The result is faintly humorous. I almost always respond to our Coordinating Editors with something like: “Our two review readers come to different conclusions. As usual, they’re both right.” I say that so often that it may as well be boilerplate.
Here are a few of the most common critiques. They can be classified according to some of our unofficial mottoes:
“Tell the readers what they need to know, but do not do the reading for them.” That applies especially to authorial interventions that tell readers what to think.
“Astute on-line readers scroll to the first instance of dialogue. That’s where they figure the story really begins.” That’s “show, don’t tell” in action.
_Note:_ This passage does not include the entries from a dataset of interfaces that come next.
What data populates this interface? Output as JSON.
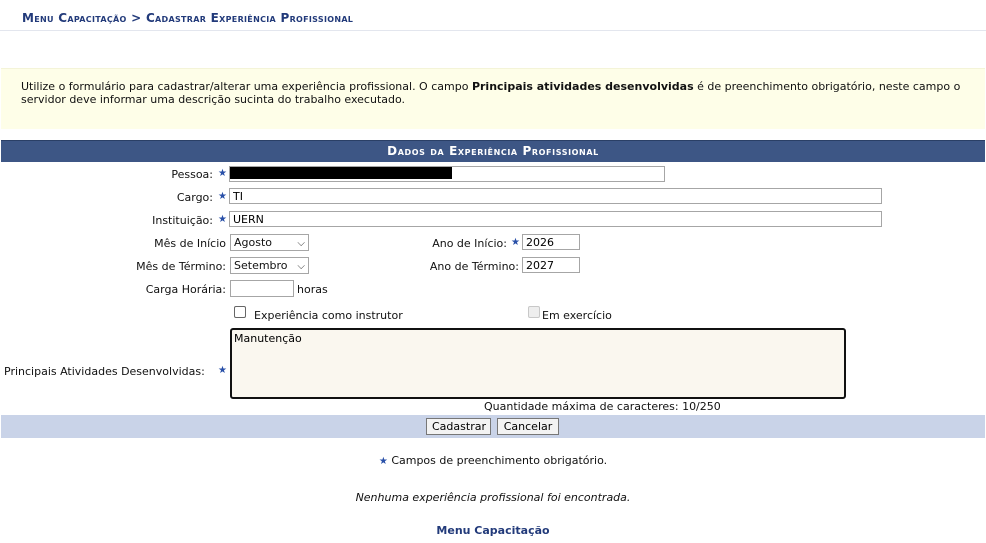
{
  "breadcrumb": "Menu Capacitação > Cadastrar Experiência Profissional",
  "info": {
    "text_before": "Utilize o formulário para cadastrar/alterar uma experiência profissional. O campo ",
    "text_bold": "Principais atividades desenvolvidas",
    "text_after": " é de preenchimento obrigatório, neste campo o servidor deve informar uma descrição sucinta do trabalho executado."
  },
  "form": {
    "header": "Dados da Experiência Profissional",
    "pessoa_label": "Pessoa:",
    "pessoa_value": "",
    "cargo_label": "Cargo:",
    "cargo_value": "TI",
    "instituicao_label": "Instituição:",
    "instituicao_value": "UERN",
    "mes_inicio_label": "Mês de Início",
    "mes_inicio_value": "Agosto",
    "ano_inicio_label": "Ano de Início:",
    "ano_inicio_value": "2026",
    "mes_termino_label": "Mês de Término:",
    "mes_termino_value": "Setembro",
    "ano_termino_label": "Ano de Término:",
    "ano_termino_value": "2027",
    "carga_label": "Carga Horária:",
    "carga_value": "",
    "carga_unit": "horas",
    "instrutor_label": "Experiência como instrutor",
    "exercicio_label": "Em exercício",
    "atividades_label": "Principais Atividades Desenvolvidas:",
    "atividades_value": "Manutenção",
    "char_count": "Quantidade máxima de caracteres: 10/250",
    "star": "★"
  },
  "buttons": {
    "cadastrar": "Cadastrar",
    "cancelar": "Cancelar"
  },
  "footer": {
    "required_note": "Campos de preenchimento obrigatório.",
    "empty_message": "Nenhuma experiência profissional foi encontrada.",
    "menu_link": "Menu Capacitação"
  },
  "colors": {
    "header_bg": "#3d5685",
    "info_bg": "#fefee8",
    "button_bar_bg": "#c9d3e8",
    "link": "#223a7a"
  }
}
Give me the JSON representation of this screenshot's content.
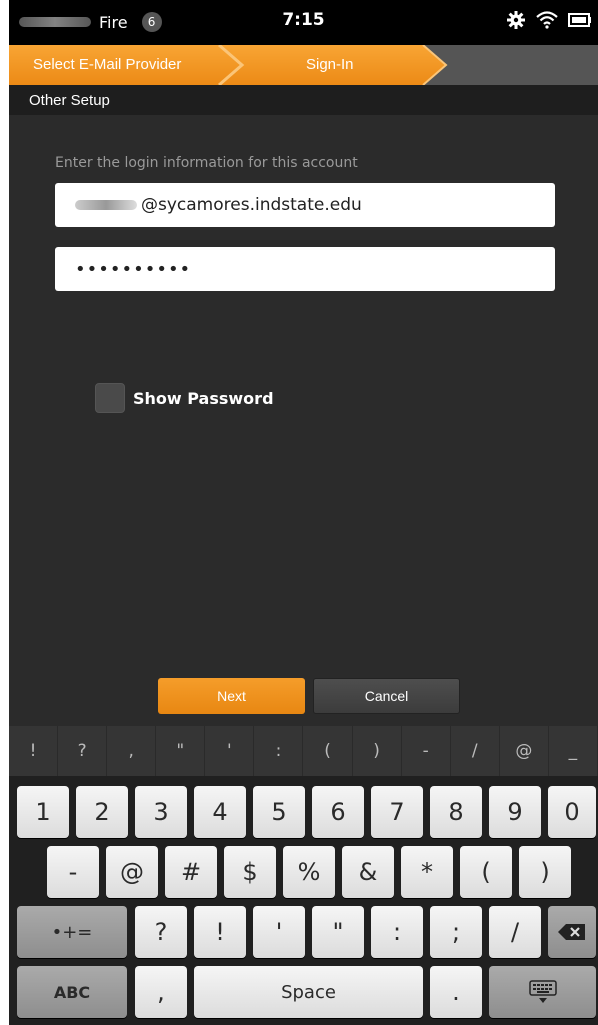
{
  "status_bar": {
    "device_label": "Fire",
    "notification_count": "6",
    "time": "7:15"
  },
  "breadcrumb": [
    {
      "label": "Select E-Mail Provider",
      "state": "done"
    },
    {
      "label": "Sign-In",
      "state": "current"
    }
  ],
  "header": {
    "title": "Other Setup"
  },
  "form": {
    "instruction": "Enter the login information for this account",
    "email_suffix": "@sycamores.indstate.edu",
    "password_mask": "••••••••••",
    "show_password_label": "Show Password",
    "show_password_checked": false
  },
  "buttons": {
    "next": "Next",
    "cancel": "Cancel"
  },
  "keyboard": {
    "symbol_bar": [
      "!",
      "?",
      ",",
      "\"",
      "'",
      ":",
      "(",
      ")",
      "-",
      "/",
      "@",
      "_"
    ],
    "row1": [
      "1",
      "2",
      "3",
      "4",
      "5",
      "6",
      "7",
      "8",
      "9",
      "0"
    ],
    "row2": [
      "-",
      "@",
      "#",
      "$",
      "%",
      "&",
      "*",
      "(",
      ")"
    ],
    "row3_mode": "•+=",
    "row3": [
      "?",
      "!",
      "'",
      "\"",
      ":",
      ";",
      "/"
    ],
    "abc_label": "ABC",
    "comma": ",",
    "space_label": "Space",
    "period": "."
  },
  "colors": {
    "accent": "#f39a22",
    "background": "#2b2b2b"
  }
}
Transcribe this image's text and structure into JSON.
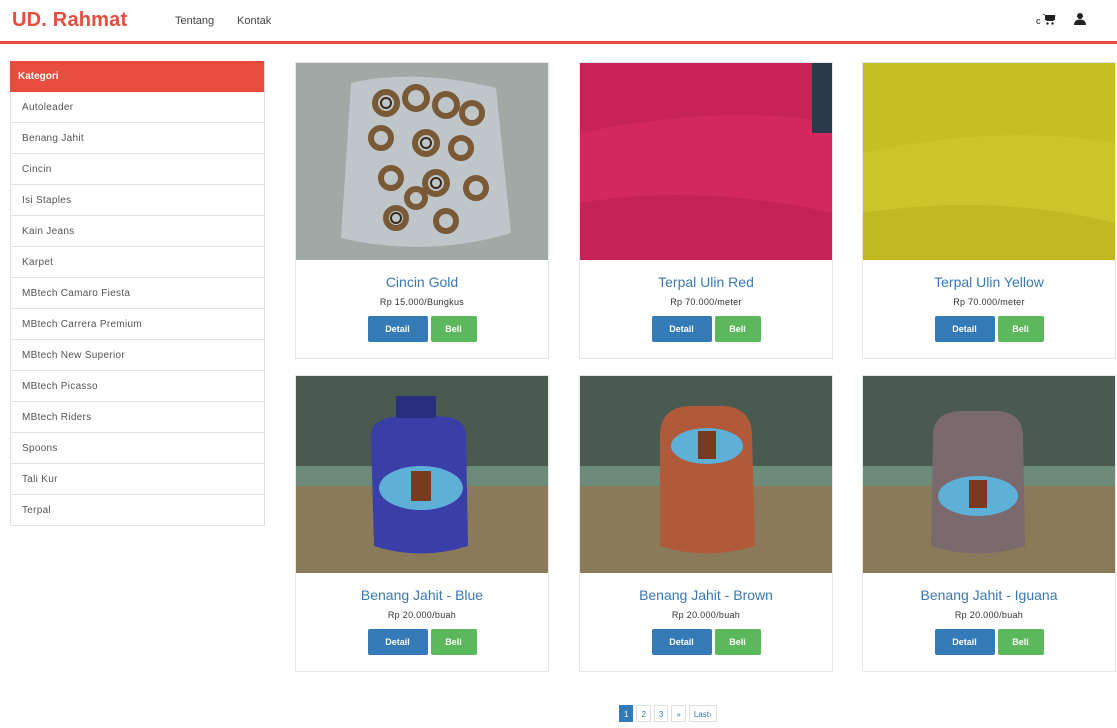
{
  "navbar": {
    "brand": "UD. Rahmat",
    "links": [
      "Tentang",
      "Kontak"
    ],
    "cart_count": "c",
    "accent_color": "#e84c3d"
  },
  "sidebar": {
    "header": "Kategori",
    "items": [
      "Autoleader",
      "Benang Jahit",
      "Cincin",
      "Isi Staples",
      "Kain Jeans",
      "Karpet",
      "MBtech Camaro Fiesta",
      "MBtech Carrera Premium",
      "MBtech New Superior",
      "MBtech Picasso",
      "MBtech Riders",
      "Spoons",
      "Tali Kur",
      "Terpal"
    ]
  },
  "products": [
    {
      "name": "Cincin Gold",
      "price": "Rp 15.000/Bungkus",
      "detail": "Detail",
      "buy": "Beli"
    },
    {
      "name": "Terpal Ulin Red",
      "price": "Rp 70.000/meter",
      "detail": "Detail",
      "buy": "Beli"
    },
    {
      "name": "Terpal Ulin Yellow",
      "price": "Rp 70.000/meter",
      "detail": "Detail",
      "buy": "Beli"
    },
    {
      "name": "Benang Jahit - Blue",
      "price": "Rp 20.000/buah",
      "detail": "Detail",
      "buy": "Beli"
    },
    {
      "name": "Benang Jahit - Brown",
      "price": "Rp 20.000/buah",
      "detail": "Detail",
      "buy": "Beli"
    },
    {
      "name": "Benang Jahit - Iguana",
      "price": "Rp 20.000/buah",
      "detail": "Detail",
      "buy": "Beli"
    }
  ],
  "pagination": {
    "pages": [
      "1",
      "2",
      "3",
      "»",
      "Last›"
    ],
    "active": "1"
  }
}
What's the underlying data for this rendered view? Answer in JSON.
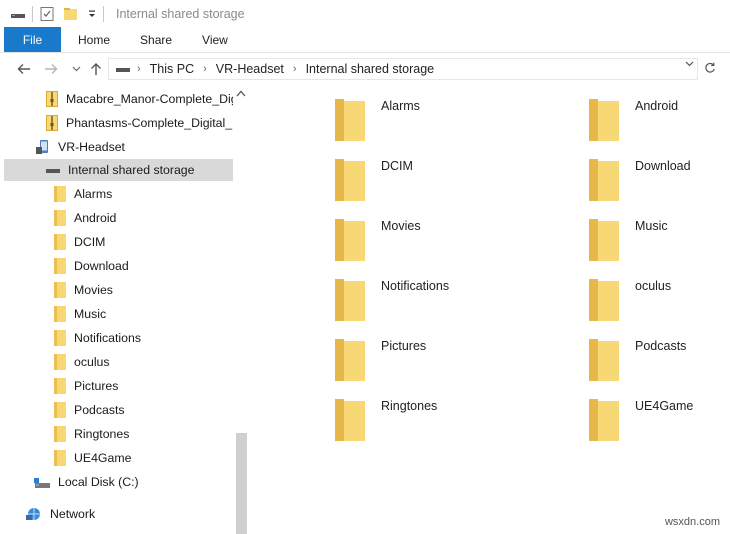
{
  "title": "Internal shared storage",
  "ribbon": {
    "tabs": [
      "File",
      "Home",
      "Share",
      "View"
    ]
  },
  "address": {
    "crumbs": [
      "This PC",
      "VR-Headset",
      "Internal shared storage"
    ]
  },
  "nav": {
    "items": [
      {
        "label": "Macabre_Manor-Complete_Digi",
        "icon": "zip-folder-icon",
        "selected": false
      },
      {
        "label": "Phantasms-Complete_Digital_De",
        "icon": "zip-folder-icon",
        "selected": false
      },
      {
        "label": "VR-Headset",
        "icon": "device-icon",
        "selected": false
      },
      {
        "label": "Internal shared storage",
        "icon": "drive-icon",
        "selected": true
      },
      {
        "label": "Alarms",
        "icon": "folder-icon",
        "selected": false
      },
      {
        "label": "Android",
        "icon": "folder-icon",
        "selected": false
      },
      {
        "label": "DCIM",
        "icon": "folder-icon",
        "selected": false
      },
      {
        "label": "Download",
        "icon": "folder-icon",
        "selected": false
      },
      {
        "label": "Movies",
        "icon": "folder-icon",
        "selected": false
      },
      {
        "label": "Music",
        "icon": "folder-icon",
        "selected": false
      },
      {
        "label": "Notifications",
        "icon": "folder-icon",
        "selected": false
      },
      {
        "label": "oculus",
        "icon": "folder-icon",
        "selected": false
      },
      {
        "label": "Pictures",
        "icon": "folder-icon",
        "selected": false
      },
      {
        "label": "Podcasts",
        "icon": "folder-icon",
        "selected": false
      },
      {
        "label": "Ringtones",
        "icon": "folder-icon",
        "selected": false
      },
      {
        "label": "UE4Game",
        "icon": "folder-icon",
        "selected": false
      },
      {
        "label": "Local Disk (C:)",
        "icon": "local-disk-icon",
        "selected": false
      },
      {
        "label": "Network",
        "icon": "network-icon",
        "selected": false
      }
    ]
  },
  "content": {
    "folders": [
      "Alarms",
      "Android",
      "DCIM",
      "Download",
      "Movies",
      "Music",
      "Notifications",
      "oculus",
      "Pictures",
      "Podcasts",
      "Ringtones",
      "UE4Game"
    ]
  },
  "watermark": "wsxdn.com",
  "colors": {
    "accent": "#1979ca",
    "folder": "#f8d775",
    "folder_dark": "#e0b441",
    "selection": "#d9d9d9"
  }
}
The next is a corollary: “Beginnings and endings are both important but, if the beginning is bad, nobody will read to the end.” I’m sure we all wish we had the proverbial nickel for the number of submissions that devote hundreds of words to exposition before a character finally gets around to saying or doing something.
Here are two famous opening lines. Notice how they resemble catchy titles:
“Call me Ishmael.” — Herman Melville. One can hardly frame an introduction more forcefully than one in the imperative mood.
“For a long time I’ve gone to bed early.” — Marcel Proust. That’s almost an “in your face” opening. What kind of action is that? And what’s the result?
And here’s one that’s more on the notorious side:
“He lurched through the door of the mad scientist’s laboratory, arms outstretched, seeking bottled brains. ‘Aargh,’ he roared hiccuppily.” — in Speedways to Literary Oblivion
The opening oversteps our guideline #4, “grammatical puzzles,” but the character — whoever he is — at least says and does something.
Over the years, Bewildering Stories’ preferences have taken shape in our review readers’ responses and in our mottoes. And we’re all in substantial agreement on at least one thing: reading on line is not the same as curling up in an easy chair with a book in which you can mark your place with a thumb. The readers’ situation ultimately makes a difference in the form of on-line literature.
Again, thanks to our review readers. Your voices are heard, heeded, and appreciated. Keep up the good work!
Copyright © 2017 by Don Webb
for Bewildering Stories